So is yogurt a "health food"?   Ms. Nestle says "it depends" and adds:  "Beyond the marketing hype, I think there may be something to the acidophilus story,  and I like the idea that friendly bacteria replace the bad ones and do good things for health.  Even if the evidence for special health benefits is not as compelling as advertised, eating yogurt for its friendly bacteria is attractive, worth trying and can't hurt."

Glass on the left.  Plastic on the right.
I understand how tempting it is to grab a bunch of those little containers at the store to keep on hand at home.  It is a quick and easy solution if the kids need a snack or you want a portable low calorie lunch.  I am all in favor of little containers of yogurt for snacks or on the go living.  But I beg you to consider taking a little time to modify your yogurt lifestyle.  The first step is to purchase reusable containers.  You could use 8 ounce glass canning jars with plastic lids.  They are attractive, durable, leak proof and easily cleaned - but they are also heavy and breakable.   Another alternative would be to use plastic screw top freezer containers.  They also are leak proof and durable - as well as light weight and non breakable.  I got mine at Fleet Farm.  They are made by the Ball jar company.  Once a week or so you could fill containers with PLAIN yogurt - either purchased or homemade.  Leave a little room for whatever flavoring or additions you wish to add.  Cover, refrigerate and you are good to go.  For a little investment of time you will end up with a much higher quality and less sweet product at a lower cost.

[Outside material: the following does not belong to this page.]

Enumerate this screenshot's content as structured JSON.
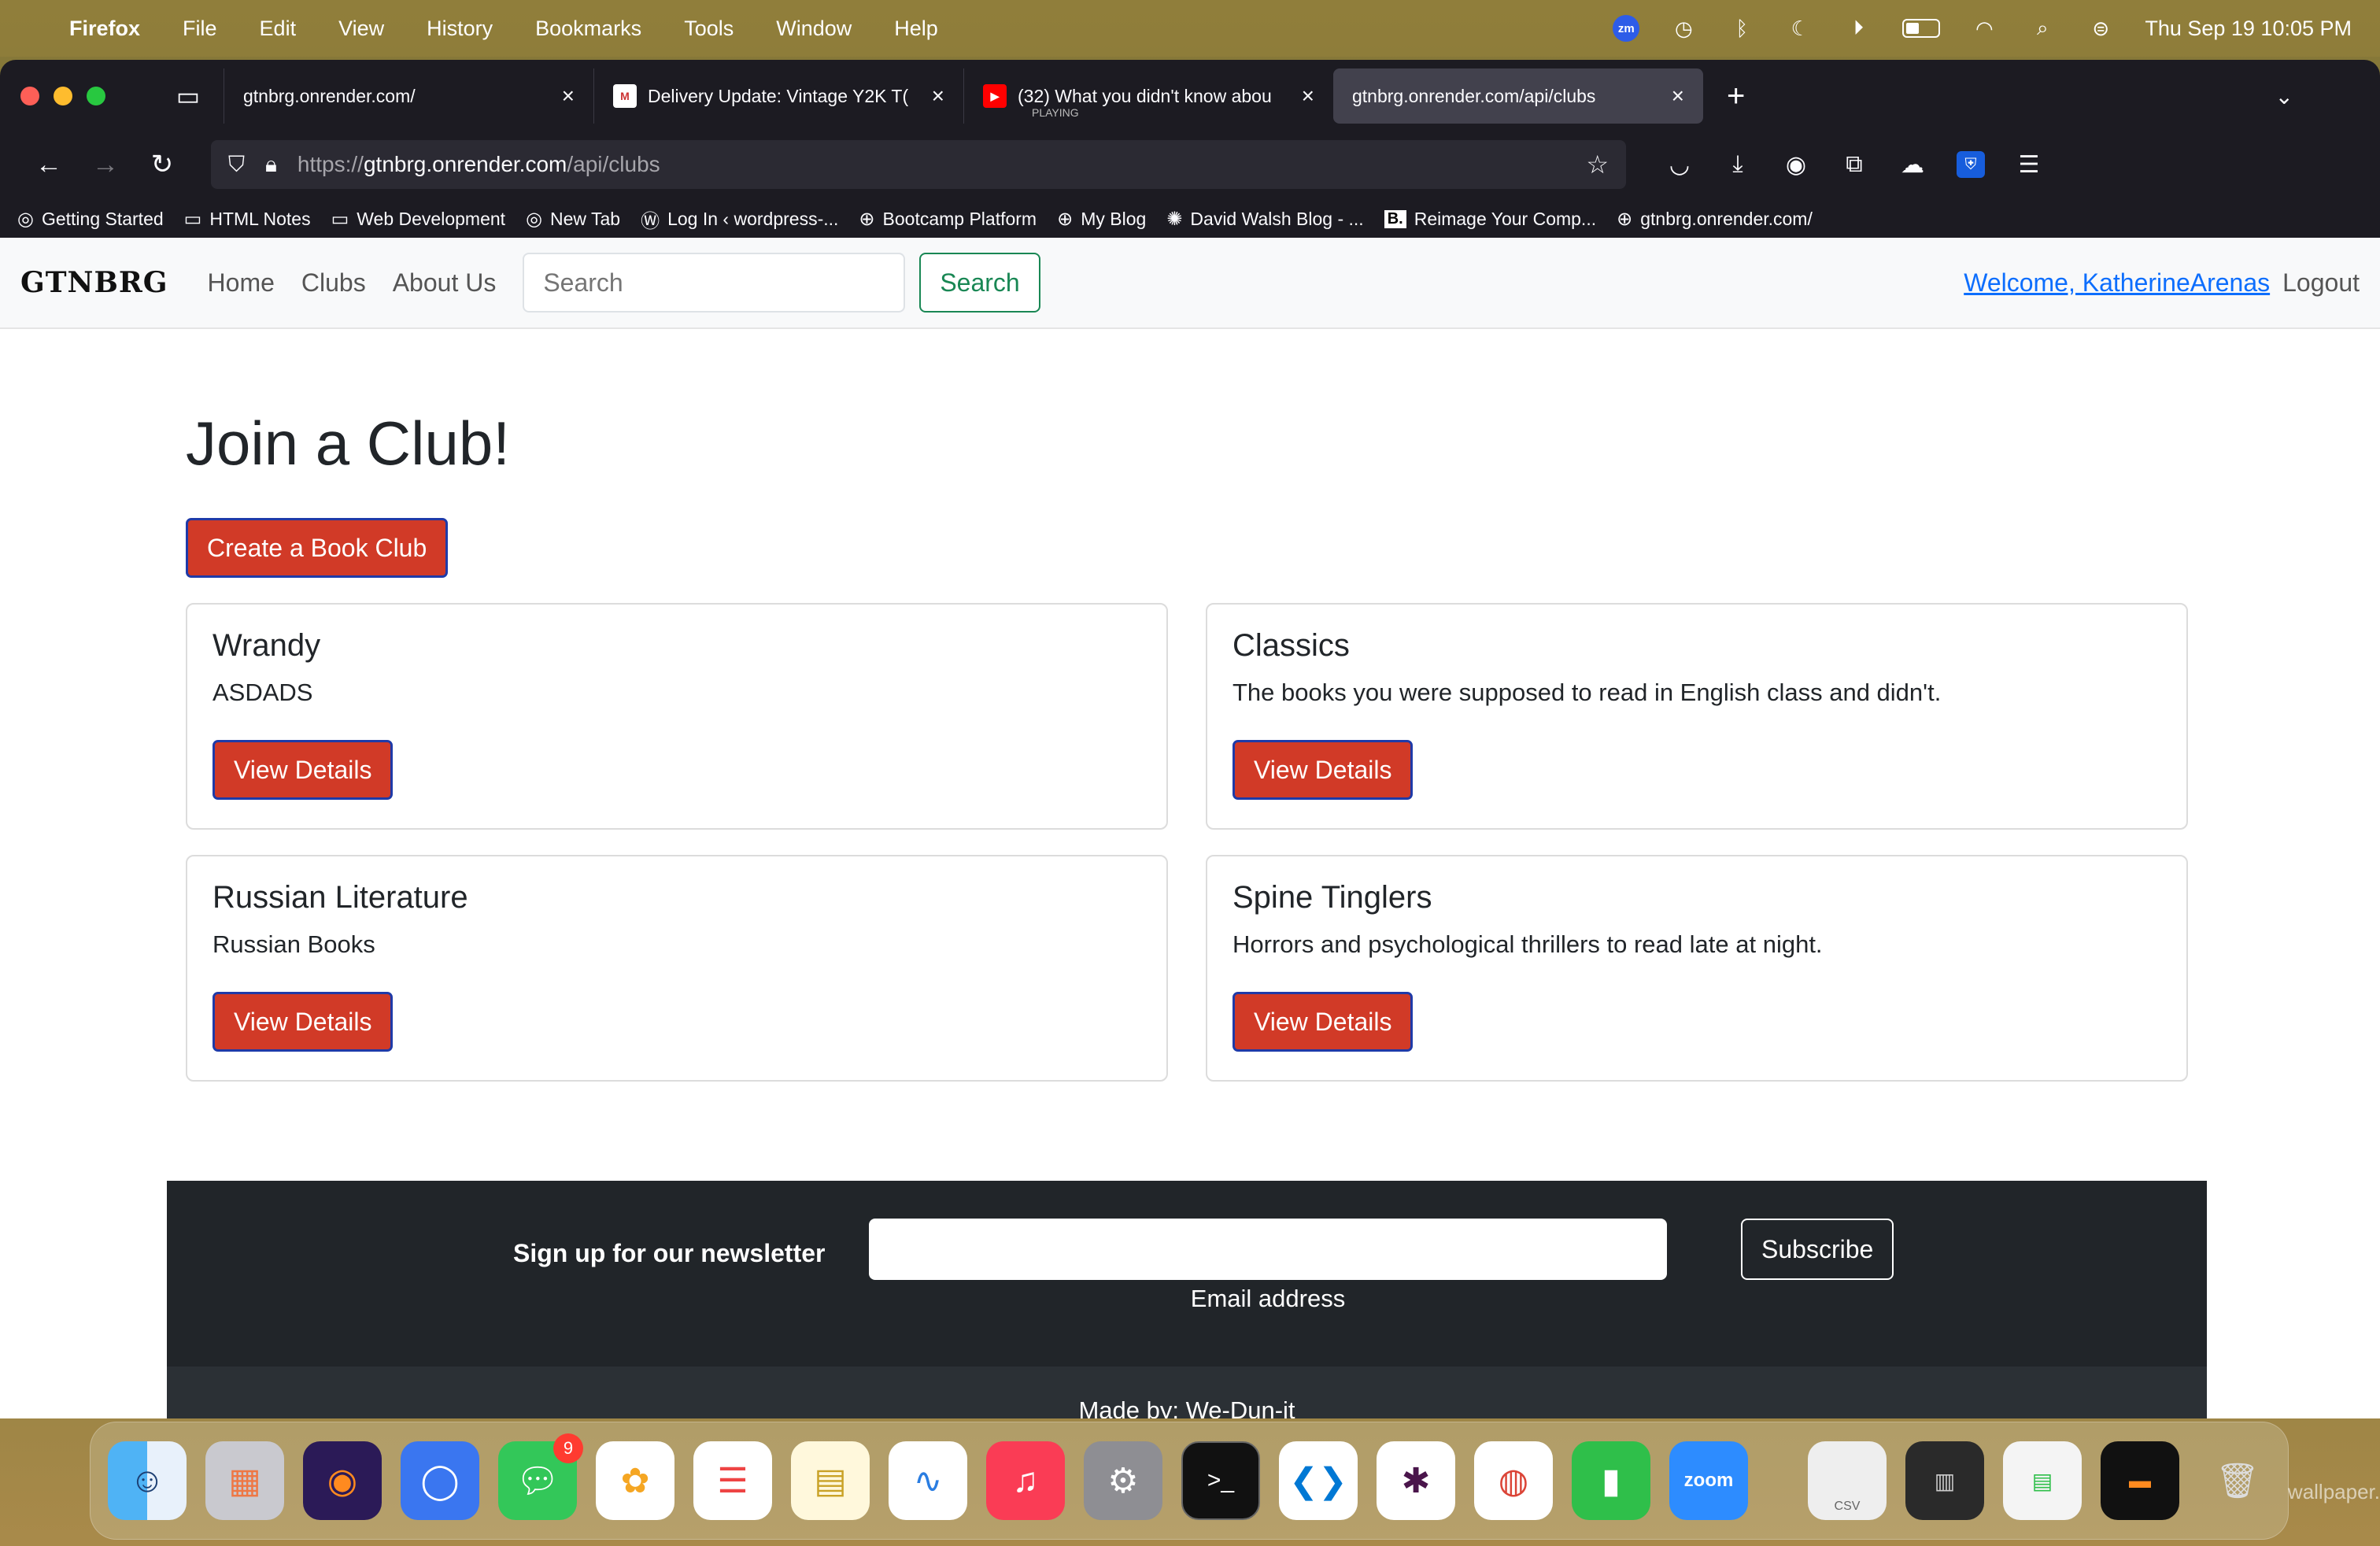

Yogurt is confusing - but it does not have to be
By now you may be thinking, "But yogurt isn't simple.  It is complicated.  It is confusing.  There are so many choices.  So many flavors.  So many brands.  So many added ingredients.  So many types of sweeteners.  So many health claims."  What is a person to do?

If those are some of your thoughts, you are right.  In 2010 in America yogurt is really not simple.  Yogurt manufacturers are good at their job - which is selling yogurt.  So they keep making more flavors and sweetenings and varieties and expanding their grocery store shelf space and we keep buying more yogurt.  Sweet sells.  Yogurt has been the fastest-growing dairy product in the United States for many years.  By 2003, we were consuming about 2.5 billion pounds a year - about 7 pounds a year per capita.  (The Swedes were eating about 63 pounds per capita - so Americans are still pikers when it comes to yogurt.  Don't expect the yogurt situation to simplify any time soon.  I expect choices to continue to multiply.)

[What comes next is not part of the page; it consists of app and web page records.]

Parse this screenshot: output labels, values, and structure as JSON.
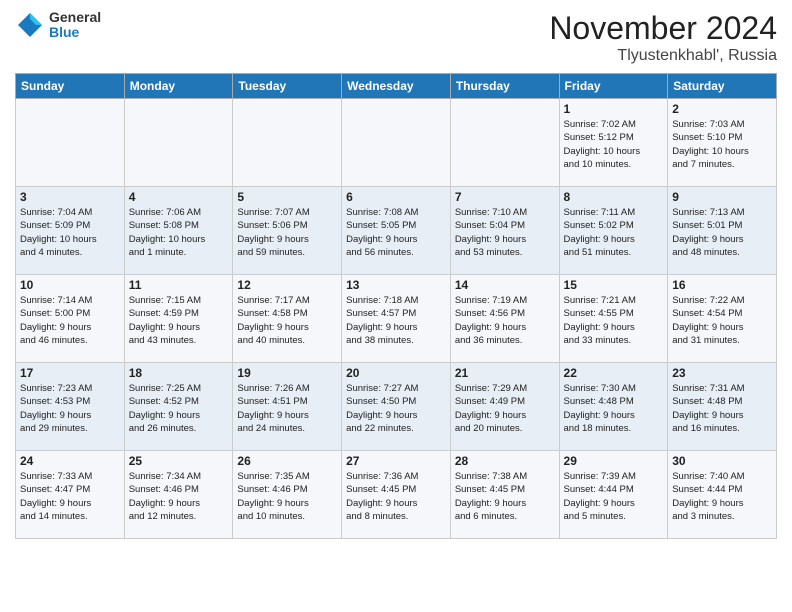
{
  "header": {
    "logo_general": "General",
    "logo_blue": "Blue",
    "month_title": "November 2024",
    "location": "Tlyustenkhabl', Russia"
  },
  "weekdays": [
    "Sunday",
    "Monday",
    "Tuesday",
    "Wednesday",
    "Thursday",
    "Friday",
    "Saturday"
  ],
  "weeks": [
    [
      {
        "day": "",
        "info": ""
      },
      {
        "day": "",
        "info": ""
      },
      {
        "day": "",
        "info": ""
      },
      {
        "day": "",
        "info": ""
      },
      {
        "day": "",
        "info": ""
      },
      {
        "day": "1",
        "info": "Sunrise: 7:02 AM\nSunset: 5:12 PM\nDaylight: 10 hours\nand 10 minutes."
      },
      {
        "day": "2",
        "info": "Sunrise: 7:03 AM\nSunset: 5:10 PM\nDaylight: 10 hours\nand 7 minutes."
      }
    ],
    [
      {
        "day": "3",
        "info": "Sunrise: 7:04 AM\nSunset: 5:09 PM\nDaylight: 10 hours\nand 4 minutes."
      },
      {
        "day": "4",
        "info": "Sunrise: 7:06 AM\nSunset: 5:08 PM\nDaylight: 10 hours\nand 1 minute."
      },
      {
        "day": "5",
        "info": "Sunrise: 7:07 AM\nSunset: 5:06 PM\nDaylight: 9 hours\nand 59 minutes."
      },
      {
        "day": "6",
        "info": "Sunrise: 7:08 AM\nSunset: 5:05 PM\nDaylight: 9 hours\nand 56 minutes."
      },
      {
        "day": "7",
        "info": "Sunrise: 7:10 AM\nSunset: 5:04 PM\nDaylight: 9 hours\nand 53 minutes."
      },
      {
        "day": "8",
        "info": "Sunrise: 7:11 AM\nSunset: 5:02 PM\nDaylight: 9 hours\nand 51 minutes."
      },
      {
        "day": "9",
        "info": "Sunrise: 7:13 AM\nSunset: 5:01 PM\nDaylight: 9 hours\nand 48 minutes."
      }
    ],
    [
      {
        "day": "10",
        "info": "Sunrise: 7:14 AM\nSunset: 5:00 PM\nDaylight: 9 hours\nand 46 minutes."
      },
      {
        "day": "11",
        "info": "Sunrise: 7:15 AM\nSunset: 4:59 PM\nDaylight: 9 hours\nand 43 minutes."
      },
      {
        "day": "12",
        "info": "Sunrise: 7:17 AM\nSunset: 4:58 PM\nDaylight: 9 hours\nand 40 minutes."
      },
      {
        "day": "13",
        "info": "Sunrise: 7:18 AM\nSunset: 4:57 PM\nDaylight: 9 hours\nand 38 minutes."
      },
      {
        "day": "14",
        "info": "Sunrise: 7:19 AM\nSunset: 4:56 PM\nDaylight: 9 hours\nand 36 minutes."
      },
      {
        "day": "15",
        "info": "Sunrise: 7:21 AM\nSunset: 4:55 PM\nDaylight: 9 hours\nand 33 minutes."
      },
      {
        "day": "16",
        "info": "Sunrise: 7:22 AM\nSunset: 4:54 PM\nDaylight: 9 hours\nand 31 minutes."
      }
    ],
    [
      {
        "day": "17",
        "info": "Sunrise: 7:23 AM\nSunset: 4:53 PM\nDaylight: 9 hours\nand 29 minutes."
      },
      {
        "day": "18",
        "info": "Sunrise: 7:25 AM\nSunset: 4:52 PM\nDaylight: 9 hours\nand 26 minutes."
      },
      {
        "day": "19",
        "info": "Sunrise: 7:26 AM\nSunset: 4:51 PM\nDaylight: 9 hours\nand 24 minutes."
      },
      {
        "day": "20",
        "info": "Sunrise: 7:27 AM\nSunset: 4:50 PM\nDaylight: 9 hours\nand 22 minutes."
      },
      {
        "day": "21",
        "info": "Sunrise: 7:29 AM\nSunset: 4:49 PM\nDaylight: 9 hours\nand 20 minutes."
      },
      {
        "day": "22",
        "info": "Sunrise: 7:30 AM\nSunset: 4:48 PM\nDaylight: 9 hours\nand 18 minutes."
      },
      {
        "day": "23",
        "info": "Sunrise: 7:31 AM\nSunset: 4:48 PM\nDaylight: 9 hours\nand 16 minutes."
      }
    ],
    [
      {
        "day": "24",
        "info": "Sunrise: 7:33 AM\nSunset: 4:47 PM\nDaylight: 9 hours\nand 14 minutes."
      },
      {
        "day": "25",
        "info": "Sunrise: 7:34 AM\nSunset: 4:46 PM\nDaylight: 9 hours\nand 12 minutes."
      },
      {
        "day": "26",
        "info": "Sunrise: 7:35 AM\nSunset: 4:46 PM\nDaylight: 9 hours\nand 10 minutes."
      },
      {
        "day": "27",
        "info": "Sunrise: 7:36 AM\nSunset: 4:45 PM\nDaylight: 9 hours\nand 8 minutes."
      },
      {
        "day": "28",
        "info": "Sunrise: 7:38 AM\nSunset: 4:45 PM\nDaylight: 9 hours\nand 6 minutes."
      },
      {
        "day": "29",
        "info": "Sunrise: 7:39 AM\nSunset: 4:44 PM\nDaylight: 9 hours\nand 5 minutes."
      },
      {
        "day": "30",
        "info": "Sunrise: 7:40 AM\nSunset: 4:44 PM\nDaylight: 9 hours\nand 3 minutes."
      }
    ]
  ]
}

Nutritionist and author Marion Nestle counted 400 kinds of yogurt in an medium sized supermarket in New York in 2004.  She had a pretty hard time finding plain, unsweetened yogurt.  I have had the same experience.   That is why I mostly make my own yogurt now.  It is easy and tomorrow I will tell you how to do it so you can make - and flavor - your own yogurt if you want to.

No comments:

Post a Comment